The vibist also made a memorable appearance on pianist McCoy Tyner’s 1974 album Sama Layuca, which also featured the work of drummer Billy Hart and alto saxophonist Gary Bartz. In 1977, Hutcherson teamed up with Dexter Gordon, his brother's old classmate for the album Sophisticated Giant. It featured the Woody Shaw song “The Moontrane."

As traditional jazz began to make its way back into the mainstream in the 1980s, Hutcherson found more opportunities to work, as he had never embraced the trends of fusion as strongly as his contemporaries. In 1981, he released the album Solo/Quartet. It featured the song “For You, Mom and Dad," which has become familiar to radio audiences, as it is frequently used to segue between segments on National Public Radio broadcasts. Hutcherson has continued to record prolifically as a sideman, and has appeared on albums by Freddie Hubbard, McCoy Tyner, Woody Shaw, Cedar Walton, Dexter Gordon, and Joe Sample. Hutcherson is also featured in the historic 1985 Town Hall concert honoring the 40th anniversary of Blue Note Records. He performed along with Freddie Hubbard, Herbie Hancock, and Ron Carter.

In 1991, Hutcherson released Mirage, which featured the Cole Porter song “I am in Love." He appeared on albums by Kenny Barron, Donald Byrd, and McCoy through the rest of the 1990s. In the new millennium, Hutcherson was a member of the San Francisco Jazz Collective from 2004 to 2006 along with saxophonist Joshua Redman.

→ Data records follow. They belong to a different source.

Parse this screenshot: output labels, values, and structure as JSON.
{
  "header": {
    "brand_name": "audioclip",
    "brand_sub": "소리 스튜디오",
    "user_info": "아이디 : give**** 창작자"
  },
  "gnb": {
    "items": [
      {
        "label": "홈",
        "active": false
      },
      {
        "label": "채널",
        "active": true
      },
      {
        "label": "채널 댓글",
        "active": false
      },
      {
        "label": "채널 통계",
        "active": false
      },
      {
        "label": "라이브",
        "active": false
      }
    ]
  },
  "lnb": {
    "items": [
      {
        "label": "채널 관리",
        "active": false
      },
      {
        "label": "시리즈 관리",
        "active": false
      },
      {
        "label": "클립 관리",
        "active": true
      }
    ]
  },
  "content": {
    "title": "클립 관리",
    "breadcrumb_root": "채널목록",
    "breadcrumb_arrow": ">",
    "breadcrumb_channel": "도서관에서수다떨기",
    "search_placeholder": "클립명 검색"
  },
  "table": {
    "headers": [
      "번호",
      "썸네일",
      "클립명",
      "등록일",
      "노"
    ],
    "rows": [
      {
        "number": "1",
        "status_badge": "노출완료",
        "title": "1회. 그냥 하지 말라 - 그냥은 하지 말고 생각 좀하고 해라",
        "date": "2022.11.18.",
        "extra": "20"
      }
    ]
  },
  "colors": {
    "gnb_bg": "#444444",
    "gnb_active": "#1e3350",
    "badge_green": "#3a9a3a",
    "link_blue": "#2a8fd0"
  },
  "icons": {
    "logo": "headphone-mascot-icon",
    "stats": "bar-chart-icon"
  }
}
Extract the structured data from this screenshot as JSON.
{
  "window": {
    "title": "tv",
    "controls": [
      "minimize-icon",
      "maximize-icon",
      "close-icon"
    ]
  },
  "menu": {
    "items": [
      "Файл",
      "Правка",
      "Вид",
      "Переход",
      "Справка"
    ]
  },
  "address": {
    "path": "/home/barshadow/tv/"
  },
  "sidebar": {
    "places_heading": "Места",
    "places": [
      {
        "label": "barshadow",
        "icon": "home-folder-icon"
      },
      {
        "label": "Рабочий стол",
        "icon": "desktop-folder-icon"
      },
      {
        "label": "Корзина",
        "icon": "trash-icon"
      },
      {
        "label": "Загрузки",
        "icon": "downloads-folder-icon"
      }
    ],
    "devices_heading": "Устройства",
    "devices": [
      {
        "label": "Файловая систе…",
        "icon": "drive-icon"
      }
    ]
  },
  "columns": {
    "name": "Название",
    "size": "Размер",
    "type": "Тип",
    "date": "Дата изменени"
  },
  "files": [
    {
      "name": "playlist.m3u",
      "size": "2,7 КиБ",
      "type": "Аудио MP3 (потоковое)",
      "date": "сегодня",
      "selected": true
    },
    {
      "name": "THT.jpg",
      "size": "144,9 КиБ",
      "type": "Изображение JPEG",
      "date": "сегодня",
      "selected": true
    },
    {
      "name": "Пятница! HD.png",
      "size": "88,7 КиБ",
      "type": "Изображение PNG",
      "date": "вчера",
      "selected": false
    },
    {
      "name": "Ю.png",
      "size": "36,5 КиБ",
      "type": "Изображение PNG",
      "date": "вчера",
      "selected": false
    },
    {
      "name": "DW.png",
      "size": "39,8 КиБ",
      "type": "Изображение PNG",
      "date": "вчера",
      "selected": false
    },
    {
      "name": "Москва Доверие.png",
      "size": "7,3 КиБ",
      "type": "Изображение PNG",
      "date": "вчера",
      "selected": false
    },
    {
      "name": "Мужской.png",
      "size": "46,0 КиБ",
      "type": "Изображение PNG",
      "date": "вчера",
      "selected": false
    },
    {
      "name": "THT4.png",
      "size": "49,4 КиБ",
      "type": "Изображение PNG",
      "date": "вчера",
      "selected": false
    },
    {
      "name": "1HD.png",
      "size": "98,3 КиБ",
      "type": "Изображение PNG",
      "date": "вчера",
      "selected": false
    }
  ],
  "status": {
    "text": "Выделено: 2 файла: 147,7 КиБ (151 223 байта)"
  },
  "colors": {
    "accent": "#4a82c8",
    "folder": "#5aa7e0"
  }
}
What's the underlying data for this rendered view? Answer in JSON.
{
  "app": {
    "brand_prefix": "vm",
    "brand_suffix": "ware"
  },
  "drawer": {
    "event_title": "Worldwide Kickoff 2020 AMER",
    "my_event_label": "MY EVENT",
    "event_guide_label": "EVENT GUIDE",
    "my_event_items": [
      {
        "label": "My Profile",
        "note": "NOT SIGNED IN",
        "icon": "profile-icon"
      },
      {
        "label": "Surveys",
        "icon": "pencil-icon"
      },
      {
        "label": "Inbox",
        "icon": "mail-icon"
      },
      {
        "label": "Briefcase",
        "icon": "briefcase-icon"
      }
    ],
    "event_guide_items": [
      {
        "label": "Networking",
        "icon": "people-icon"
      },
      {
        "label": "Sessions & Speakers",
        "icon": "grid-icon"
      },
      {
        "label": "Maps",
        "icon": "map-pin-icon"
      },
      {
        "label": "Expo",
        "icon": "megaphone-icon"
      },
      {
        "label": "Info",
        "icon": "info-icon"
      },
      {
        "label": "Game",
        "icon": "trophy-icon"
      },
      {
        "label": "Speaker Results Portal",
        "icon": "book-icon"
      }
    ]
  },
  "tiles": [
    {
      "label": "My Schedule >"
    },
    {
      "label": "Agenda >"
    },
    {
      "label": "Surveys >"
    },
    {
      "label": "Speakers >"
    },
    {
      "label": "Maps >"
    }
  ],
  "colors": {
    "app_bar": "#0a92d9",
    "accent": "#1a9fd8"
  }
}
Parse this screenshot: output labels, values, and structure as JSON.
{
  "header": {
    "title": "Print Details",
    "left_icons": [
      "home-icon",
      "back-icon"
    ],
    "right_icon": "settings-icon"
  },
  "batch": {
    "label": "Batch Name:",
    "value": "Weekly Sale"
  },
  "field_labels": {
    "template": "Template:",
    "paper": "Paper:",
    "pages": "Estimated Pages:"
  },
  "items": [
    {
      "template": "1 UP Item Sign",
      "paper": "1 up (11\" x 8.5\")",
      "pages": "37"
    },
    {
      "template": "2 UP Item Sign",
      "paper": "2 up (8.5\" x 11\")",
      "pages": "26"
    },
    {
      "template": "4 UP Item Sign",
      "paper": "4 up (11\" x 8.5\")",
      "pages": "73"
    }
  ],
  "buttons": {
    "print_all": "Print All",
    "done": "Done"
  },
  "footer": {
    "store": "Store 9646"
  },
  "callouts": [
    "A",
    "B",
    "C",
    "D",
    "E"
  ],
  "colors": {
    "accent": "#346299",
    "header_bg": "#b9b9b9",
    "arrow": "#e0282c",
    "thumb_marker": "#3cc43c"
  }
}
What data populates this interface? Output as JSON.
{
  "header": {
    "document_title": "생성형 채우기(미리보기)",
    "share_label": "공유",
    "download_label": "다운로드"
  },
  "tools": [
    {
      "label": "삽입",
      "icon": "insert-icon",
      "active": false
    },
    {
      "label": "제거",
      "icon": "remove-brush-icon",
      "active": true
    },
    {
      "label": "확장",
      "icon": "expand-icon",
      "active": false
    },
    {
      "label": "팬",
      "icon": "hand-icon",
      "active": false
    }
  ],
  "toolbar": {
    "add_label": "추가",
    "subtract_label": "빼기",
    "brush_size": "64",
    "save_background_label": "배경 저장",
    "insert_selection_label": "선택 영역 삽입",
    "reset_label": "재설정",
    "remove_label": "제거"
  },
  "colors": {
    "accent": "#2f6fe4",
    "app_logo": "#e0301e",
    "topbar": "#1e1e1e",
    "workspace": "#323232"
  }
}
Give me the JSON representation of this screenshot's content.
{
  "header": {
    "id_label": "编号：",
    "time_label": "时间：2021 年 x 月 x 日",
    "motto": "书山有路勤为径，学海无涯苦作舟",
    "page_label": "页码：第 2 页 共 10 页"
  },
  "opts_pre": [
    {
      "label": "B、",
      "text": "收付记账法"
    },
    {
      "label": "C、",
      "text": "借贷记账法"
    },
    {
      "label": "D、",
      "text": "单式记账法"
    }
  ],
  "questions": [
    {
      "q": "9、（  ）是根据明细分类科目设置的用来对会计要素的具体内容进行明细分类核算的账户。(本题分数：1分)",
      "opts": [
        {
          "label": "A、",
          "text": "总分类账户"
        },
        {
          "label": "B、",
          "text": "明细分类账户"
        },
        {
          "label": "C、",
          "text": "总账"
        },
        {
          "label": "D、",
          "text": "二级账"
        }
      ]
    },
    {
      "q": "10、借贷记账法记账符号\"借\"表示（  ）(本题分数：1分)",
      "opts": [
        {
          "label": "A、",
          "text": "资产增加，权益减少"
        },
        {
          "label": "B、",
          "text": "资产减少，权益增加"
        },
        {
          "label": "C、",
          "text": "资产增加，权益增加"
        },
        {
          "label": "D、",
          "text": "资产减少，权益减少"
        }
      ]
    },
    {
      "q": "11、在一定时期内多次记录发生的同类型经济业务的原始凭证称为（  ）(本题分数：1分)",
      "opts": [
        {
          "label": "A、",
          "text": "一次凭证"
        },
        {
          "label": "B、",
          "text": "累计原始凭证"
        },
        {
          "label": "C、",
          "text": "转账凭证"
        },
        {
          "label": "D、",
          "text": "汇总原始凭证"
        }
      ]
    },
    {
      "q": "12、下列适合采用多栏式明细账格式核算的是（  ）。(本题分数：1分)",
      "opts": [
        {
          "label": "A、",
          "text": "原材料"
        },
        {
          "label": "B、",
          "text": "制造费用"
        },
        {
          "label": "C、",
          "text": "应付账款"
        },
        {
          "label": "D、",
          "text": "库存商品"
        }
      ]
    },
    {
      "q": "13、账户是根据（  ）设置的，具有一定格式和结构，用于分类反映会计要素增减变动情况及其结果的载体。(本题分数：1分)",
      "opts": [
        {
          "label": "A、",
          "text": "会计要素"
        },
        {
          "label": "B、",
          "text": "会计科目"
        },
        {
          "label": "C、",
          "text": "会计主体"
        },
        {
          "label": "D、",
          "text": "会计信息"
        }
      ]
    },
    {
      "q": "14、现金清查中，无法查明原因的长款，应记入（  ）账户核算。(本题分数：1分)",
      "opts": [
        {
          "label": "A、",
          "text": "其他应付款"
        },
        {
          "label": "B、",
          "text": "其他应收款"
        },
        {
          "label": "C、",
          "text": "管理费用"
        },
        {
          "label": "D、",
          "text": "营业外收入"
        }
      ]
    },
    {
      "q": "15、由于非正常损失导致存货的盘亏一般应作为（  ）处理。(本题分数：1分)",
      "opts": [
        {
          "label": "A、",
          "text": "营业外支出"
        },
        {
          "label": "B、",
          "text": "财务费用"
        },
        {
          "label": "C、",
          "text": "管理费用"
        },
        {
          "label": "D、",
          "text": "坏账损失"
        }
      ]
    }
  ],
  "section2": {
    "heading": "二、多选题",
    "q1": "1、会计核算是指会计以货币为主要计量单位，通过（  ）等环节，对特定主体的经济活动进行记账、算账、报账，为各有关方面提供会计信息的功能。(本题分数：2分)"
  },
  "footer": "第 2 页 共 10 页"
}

He currently resides in California with his wife, where he continues to expand the creative perceptions of the vibraphones in jazz music.

Select Discography

as Bobby Hutcherson

The Kicker (Blue Note, 1963)

Dialogue (Blue Note, 1965)

Components (Blue Note, 1965)

Happenings (Blue Note, 1966)

Total Eclipse (Blue Note, 1968)

Medina (Blue Note, 1969)

with Eric Dolphy

Conversations (FM, 1963)

Out to Lunch (Blue Note, 1964)

with Joe Henderson

Mode for Joe (Blue Note, 1966)

with McCoy Tyner

Time for Tyner (Blue Note, 1968)

with Andrew Hill

Judgement (Blue Note, 1964)

Andrew!!! (Blue Note, 1964)

Contributor: Jared Pauley